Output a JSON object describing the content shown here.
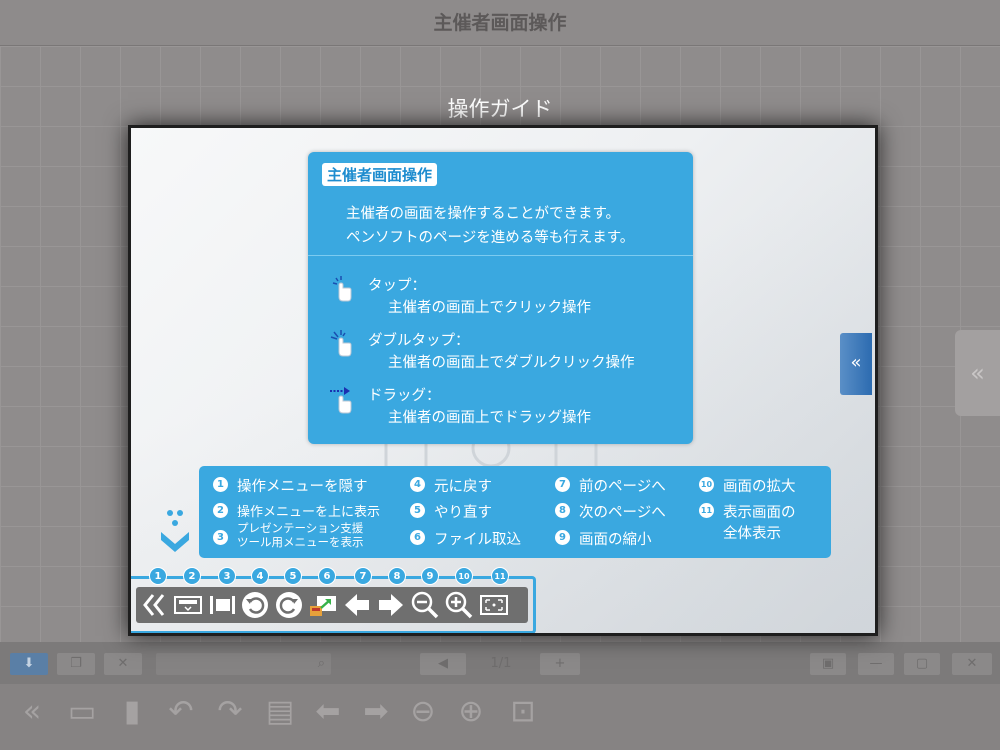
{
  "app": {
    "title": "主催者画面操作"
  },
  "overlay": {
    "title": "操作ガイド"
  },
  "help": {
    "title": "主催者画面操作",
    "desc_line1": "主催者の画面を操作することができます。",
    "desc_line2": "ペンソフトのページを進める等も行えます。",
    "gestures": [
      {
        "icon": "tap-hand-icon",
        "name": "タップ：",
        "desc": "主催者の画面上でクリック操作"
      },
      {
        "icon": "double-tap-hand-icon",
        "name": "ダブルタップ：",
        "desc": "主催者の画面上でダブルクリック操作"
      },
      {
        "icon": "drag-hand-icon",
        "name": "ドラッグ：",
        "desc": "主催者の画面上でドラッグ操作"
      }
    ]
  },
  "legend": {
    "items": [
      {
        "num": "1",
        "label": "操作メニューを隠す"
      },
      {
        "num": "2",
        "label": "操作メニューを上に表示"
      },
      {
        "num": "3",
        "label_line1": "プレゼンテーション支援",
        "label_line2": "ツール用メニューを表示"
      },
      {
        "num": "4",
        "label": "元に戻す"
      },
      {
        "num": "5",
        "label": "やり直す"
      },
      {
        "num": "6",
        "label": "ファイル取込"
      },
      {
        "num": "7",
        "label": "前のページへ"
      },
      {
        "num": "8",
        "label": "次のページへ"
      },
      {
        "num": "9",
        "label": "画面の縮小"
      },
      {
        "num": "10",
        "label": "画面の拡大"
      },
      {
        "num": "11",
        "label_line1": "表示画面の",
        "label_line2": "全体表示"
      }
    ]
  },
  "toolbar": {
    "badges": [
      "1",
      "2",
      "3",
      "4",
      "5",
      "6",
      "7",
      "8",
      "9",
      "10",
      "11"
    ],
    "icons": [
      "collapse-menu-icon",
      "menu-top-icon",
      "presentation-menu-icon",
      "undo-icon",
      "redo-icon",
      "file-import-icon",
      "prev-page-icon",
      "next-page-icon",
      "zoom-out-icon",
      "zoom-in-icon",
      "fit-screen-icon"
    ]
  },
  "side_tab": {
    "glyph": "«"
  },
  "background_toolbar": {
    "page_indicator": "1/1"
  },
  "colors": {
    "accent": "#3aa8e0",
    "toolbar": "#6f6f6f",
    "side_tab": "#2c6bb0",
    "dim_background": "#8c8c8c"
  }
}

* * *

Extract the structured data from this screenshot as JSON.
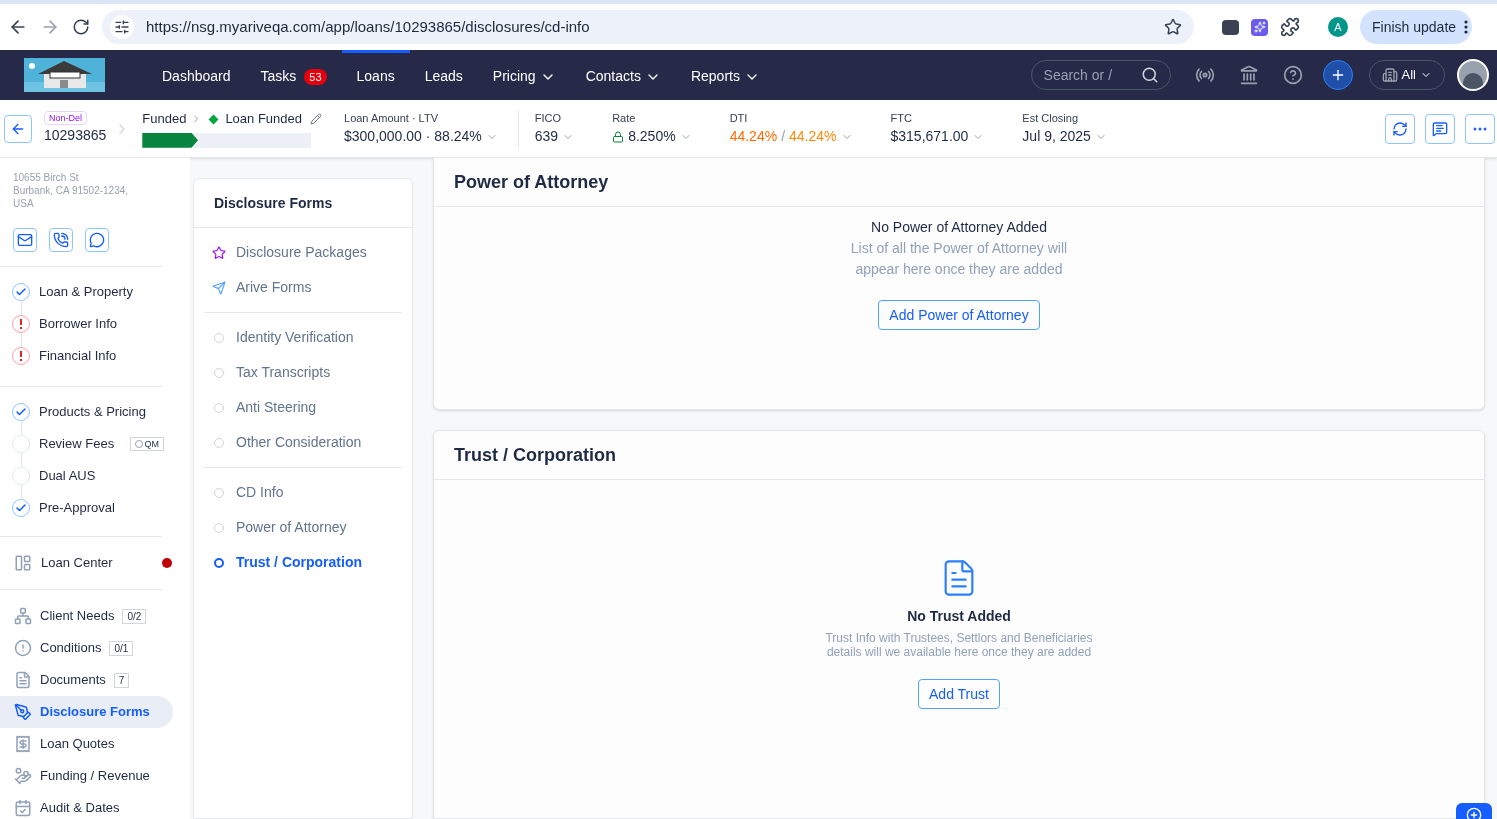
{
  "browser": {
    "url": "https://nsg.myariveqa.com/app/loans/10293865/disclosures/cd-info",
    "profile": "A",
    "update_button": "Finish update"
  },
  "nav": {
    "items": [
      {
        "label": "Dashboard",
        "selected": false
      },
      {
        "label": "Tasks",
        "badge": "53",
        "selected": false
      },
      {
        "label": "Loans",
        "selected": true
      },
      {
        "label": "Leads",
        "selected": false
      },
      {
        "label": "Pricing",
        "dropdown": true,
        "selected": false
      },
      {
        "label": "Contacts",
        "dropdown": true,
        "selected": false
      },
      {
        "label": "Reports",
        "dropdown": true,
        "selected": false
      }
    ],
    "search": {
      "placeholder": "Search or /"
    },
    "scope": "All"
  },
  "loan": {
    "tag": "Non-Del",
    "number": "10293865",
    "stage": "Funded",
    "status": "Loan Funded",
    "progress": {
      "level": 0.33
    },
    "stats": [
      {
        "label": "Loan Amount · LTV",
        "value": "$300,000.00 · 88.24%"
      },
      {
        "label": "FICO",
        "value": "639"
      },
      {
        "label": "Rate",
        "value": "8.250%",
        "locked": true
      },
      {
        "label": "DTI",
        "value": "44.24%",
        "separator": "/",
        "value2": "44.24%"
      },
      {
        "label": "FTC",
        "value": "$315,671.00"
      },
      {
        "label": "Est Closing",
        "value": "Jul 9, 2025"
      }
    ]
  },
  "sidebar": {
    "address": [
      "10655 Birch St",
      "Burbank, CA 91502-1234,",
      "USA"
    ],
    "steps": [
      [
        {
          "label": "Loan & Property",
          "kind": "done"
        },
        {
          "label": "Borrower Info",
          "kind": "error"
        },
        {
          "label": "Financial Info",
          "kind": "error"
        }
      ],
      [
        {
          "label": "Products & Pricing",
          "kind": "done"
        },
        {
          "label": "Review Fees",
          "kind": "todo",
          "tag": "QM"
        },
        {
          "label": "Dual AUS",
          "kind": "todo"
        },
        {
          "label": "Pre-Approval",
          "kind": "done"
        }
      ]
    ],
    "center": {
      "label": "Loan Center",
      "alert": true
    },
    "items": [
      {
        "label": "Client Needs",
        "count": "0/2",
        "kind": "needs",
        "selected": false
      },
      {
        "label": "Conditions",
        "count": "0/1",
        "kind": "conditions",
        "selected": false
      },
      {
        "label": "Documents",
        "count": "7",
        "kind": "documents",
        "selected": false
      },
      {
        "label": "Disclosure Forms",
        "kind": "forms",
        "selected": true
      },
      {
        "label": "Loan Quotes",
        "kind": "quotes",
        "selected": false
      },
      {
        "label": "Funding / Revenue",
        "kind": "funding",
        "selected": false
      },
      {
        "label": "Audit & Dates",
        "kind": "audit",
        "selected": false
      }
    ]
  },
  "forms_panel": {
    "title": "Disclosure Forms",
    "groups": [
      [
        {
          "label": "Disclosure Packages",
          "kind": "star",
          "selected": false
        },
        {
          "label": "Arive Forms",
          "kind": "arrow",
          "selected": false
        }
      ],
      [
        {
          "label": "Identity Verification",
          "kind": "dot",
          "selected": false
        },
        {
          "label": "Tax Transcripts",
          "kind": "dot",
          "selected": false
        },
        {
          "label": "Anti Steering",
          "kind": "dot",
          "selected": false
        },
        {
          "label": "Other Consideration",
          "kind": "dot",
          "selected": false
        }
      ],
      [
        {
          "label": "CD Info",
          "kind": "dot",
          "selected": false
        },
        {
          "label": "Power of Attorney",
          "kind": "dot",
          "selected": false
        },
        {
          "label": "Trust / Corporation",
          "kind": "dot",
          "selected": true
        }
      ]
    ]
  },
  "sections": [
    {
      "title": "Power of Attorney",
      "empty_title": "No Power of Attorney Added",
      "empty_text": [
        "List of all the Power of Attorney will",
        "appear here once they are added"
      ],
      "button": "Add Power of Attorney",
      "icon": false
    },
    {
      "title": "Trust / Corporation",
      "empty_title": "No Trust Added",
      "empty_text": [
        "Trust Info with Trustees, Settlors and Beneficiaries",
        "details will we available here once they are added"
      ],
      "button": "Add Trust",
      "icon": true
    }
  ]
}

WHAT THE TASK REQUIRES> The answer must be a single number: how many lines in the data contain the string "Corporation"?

SOLUTION TO THE PROBLEM> 2